This unit considers two possible ways that intensions might be organized in our minds. It’s possible that some intensions are organized around sets of binary features (similar to phonetic features!) that divide up the world into clear categories. But binary features don’t leave room for exceptions. It’s also possible that our mind organizes word meanings around fuzzy categories, which have both prototypical members and peripheral members.
1. Thinking about the category animals for most speakers of Canadian English, giraffe is probably:
- More typical than cat.
- Less typical than dog.
- Less typical than wildebeest.
2. Thinking about the category pets for most speakers of Canadian English, tarantula is probably:
- More typical than goldfish.
3. Choose the set of features that best defines chair.
- [+furniture, +legs, +back, +seat, -blankets].
- [+furniture, +legs, +back, -seat, +blankets].
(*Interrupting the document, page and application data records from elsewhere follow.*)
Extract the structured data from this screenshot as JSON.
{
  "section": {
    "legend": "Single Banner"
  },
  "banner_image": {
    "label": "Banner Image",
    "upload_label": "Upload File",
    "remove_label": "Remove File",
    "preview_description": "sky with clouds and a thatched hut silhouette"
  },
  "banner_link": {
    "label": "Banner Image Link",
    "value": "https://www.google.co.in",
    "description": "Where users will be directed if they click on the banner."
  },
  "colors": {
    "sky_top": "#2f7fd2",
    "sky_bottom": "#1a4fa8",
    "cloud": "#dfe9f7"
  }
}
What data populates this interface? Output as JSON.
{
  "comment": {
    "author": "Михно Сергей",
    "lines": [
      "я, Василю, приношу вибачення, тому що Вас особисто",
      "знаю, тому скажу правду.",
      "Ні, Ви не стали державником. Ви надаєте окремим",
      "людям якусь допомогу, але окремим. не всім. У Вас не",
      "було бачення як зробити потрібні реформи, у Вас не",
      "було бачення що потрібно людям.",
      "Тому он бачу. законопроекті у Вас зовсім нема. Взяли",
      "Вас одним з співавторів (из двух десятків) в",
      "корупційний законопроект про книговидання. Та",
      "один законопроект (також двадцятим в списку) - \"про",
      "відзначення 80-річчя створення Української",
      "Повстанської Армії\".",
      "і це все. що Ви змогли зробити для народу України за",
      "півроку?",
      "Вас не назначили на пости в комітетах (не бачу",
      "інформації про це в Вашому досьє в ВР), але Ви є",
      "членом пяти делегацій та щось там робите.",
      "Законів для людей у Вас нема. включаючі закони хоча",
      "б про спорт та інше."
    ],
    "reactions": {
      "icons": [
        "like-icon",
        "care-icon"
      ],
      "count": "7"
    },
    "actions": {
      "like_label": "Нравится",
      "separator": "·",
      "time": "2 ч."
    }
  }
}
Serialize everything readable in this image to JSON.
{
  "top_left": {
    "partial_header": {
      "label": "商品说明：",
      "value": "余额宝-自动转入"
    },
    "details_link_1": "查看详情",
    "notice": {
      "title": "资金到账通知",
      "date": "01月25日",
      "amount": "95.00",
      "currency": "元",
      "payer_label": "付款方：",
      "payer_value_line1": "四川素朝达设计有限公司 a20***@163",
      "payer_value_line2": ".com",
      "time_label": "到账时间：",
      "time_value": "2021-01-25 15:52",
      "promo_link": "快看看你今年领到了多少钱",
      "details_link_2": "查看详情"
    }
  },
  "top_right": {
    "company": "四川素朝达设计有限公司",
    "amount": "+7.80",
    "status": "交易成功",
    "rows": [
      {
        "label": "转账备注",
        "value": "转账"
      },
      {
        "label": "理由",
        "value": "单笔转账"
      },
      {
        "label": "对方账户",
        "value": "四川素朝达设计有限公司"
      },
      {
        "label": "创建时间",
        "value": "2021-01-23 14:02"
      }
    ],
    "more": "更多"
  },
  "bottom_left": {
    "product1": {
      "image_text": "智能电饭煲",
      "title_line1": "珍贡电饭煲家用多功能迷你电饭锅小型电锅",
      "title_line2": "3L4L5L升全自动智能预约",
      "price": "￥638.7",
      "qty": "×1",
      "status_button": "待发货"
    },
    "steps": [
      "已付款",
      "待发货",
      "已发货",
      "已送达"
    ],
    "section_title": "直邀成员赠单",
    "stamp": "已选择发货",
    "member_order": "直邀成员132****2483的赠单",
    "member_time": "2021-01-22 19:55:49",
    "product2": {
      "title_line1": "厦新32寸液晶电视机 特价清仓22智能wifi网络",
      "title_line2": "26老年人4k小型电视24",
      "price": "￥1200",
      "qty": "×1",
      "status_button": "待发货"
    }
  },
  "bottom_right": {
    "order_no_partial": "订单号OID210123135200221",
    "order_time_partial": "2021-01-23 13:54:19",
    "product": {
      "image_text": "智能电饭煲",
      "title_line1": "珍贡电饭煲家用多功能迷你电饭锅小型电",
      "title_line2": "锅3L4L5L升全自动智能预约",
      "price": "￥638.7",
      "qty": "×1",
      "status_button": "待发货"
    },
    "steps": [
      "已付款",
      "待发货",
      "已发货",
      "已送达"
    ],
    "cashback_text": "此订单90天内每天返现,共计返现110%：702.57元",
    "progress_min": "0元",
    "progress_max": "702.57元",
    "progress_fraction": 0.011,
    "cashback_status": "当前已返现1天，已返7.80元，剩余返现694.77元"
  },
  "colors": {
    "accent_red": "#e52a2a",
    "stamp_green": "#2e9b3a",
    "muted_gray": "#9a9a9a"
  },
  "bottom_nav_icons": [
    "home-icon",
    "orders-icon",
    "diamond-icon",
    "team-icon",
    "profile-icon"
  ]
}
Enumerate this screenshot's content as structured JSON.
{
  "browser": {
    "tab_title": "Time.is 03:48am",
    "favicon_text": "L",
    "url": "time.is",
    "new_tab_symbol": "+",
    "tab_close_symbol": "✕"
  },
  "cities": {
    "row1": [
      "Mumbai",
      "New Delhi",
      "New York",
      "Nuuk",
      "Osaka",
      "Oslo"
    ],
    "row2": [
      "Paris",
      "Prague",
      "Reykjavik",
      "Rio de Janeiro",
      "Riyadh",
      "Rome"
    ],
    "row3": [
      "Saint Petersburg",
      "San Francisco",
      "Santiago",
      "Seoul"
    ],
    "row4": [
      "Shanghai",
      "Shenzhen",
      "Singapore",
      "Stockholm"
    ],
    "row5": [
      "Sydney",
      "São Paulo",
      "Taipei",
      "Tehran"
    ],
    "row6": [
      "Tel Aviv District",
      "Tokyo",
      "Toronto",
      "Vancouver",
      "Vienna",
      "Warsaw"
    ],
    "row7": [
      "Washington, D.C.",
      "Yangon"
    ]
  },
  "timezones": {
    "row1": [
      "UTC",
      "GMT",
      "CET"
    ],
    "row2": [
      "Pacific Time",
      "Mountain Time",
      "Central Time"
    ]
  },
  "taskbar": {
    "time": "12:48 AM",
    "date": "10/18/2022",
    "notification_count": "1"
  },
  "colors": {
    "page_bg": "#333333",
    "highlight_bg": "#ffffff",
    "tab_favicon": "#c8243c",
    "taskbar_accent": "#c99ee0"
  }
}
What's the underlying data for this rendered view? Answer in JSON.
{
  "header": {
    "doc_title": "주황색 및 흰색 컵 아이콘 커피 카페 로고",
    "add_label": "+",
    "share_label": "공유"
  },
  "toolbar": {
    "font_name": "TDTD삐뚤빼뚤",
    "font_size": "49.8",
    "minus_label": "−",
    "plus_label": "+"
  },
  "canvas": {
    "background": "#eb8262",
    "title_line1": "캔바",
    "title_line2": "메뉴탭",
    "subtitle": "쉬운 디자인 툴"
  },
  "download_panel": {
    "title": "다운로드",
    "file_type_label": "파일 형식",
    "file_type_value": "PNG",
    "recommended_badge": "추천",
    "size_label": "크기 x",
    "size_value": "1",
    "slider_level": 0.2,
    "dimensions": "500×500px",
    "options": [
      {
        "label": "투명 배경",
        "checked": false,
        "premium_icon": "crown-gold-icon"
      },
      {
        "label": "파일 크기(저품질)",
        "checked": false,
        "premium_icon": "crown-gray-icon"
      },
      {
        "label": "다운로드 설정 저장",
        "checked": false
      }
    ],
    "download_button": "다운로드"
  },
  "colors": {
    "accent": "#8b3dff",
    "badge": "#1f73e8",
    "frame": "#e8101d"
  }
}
- [+furniture, -legs, -back, +seat, +blankets].
- [+furniture, -legs, -back, +seat, -blankets].